____ Records shown

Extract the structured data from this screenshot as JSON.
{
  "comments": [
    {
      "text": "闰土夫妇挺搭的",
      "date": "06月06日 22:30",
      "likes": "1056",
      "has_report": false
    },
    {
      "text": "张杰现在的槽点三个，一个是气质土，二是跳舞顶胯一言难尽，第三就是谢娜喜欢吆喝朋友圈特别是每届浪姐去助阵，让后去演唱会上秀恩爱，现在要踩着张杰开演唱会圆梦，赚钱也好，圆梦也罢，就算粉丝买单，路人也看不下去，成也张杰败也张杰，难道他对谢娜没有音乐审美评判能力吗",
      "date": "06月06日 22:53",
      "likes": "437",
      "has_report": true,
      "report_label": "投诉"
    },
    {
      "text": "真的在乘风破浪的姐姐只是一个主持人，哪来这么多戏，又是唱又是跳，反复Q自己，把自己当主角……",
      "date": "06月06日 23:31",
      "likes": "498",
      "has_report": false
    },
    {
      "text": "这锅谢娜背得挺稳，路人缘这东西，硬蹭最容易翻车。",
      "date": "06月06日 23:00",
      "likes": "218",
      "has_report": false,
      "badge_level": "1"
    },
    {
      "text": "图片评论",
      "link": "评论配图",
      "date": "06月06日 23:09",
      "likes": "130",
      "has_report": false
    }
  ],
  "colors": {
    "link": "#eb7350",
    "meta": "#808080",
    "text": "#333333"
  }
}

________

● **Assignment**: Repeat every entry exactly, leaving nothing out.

● **Task answer**:
Extract the structured data from this screenshot as JSON.
{
  "comments": [
    {
      "text": "闰土夫妇挺搭的",
      "date": "06月06日 22:30",
      "likes": "1056",
      "has_report": false
    },
    {
      "text": "张杰现在的槽点三个，一个是气质土，二是跳舞顶胯一言难尽，第三就是谢娜喜欢吆喝朋友圈特别是每届浪姐去助阵，让后去演唱会上秀恩爱，现在要踩着张杰开演唱会圆梦，赚钱也好，圆梦也罢，就算粉丝买单，路人也看不下去，成也张杰败也张杰，难道他对谢娜没有音乐审美评判能力吗",
      "date": "06月06日 22:53",
      "likes": "437",
      "has_report": true,
      "report_label": "投诉"
    },
    {
      "text": "真的在乘风破浪的姐姐只是一个主持人，哪来这么多戏，又是唱又是跳，反复Q自己，把自己当主角……",
      "date": "06月06日 23:31",
      "likes": "498",
      "has_report": false
    },
    {
      "text": "这锅谢娜背得挺稳，路人缘这东西，硬蹭最容易翻车。",
      "date": "06月06日 23:00",
      "likes": "218",
      "has_report": false,
      "badge_level": "1"
    },
    {
      "text": "图片评论",
      "link": "评论配图",
      "date": "06月06日 23:09",
      "likes": "130",
      "has_report": false
    }
  ],
  "colors": {
    "link": "#eb7350",
    "meta": "#808080",
    "text": "#333333"
  }
}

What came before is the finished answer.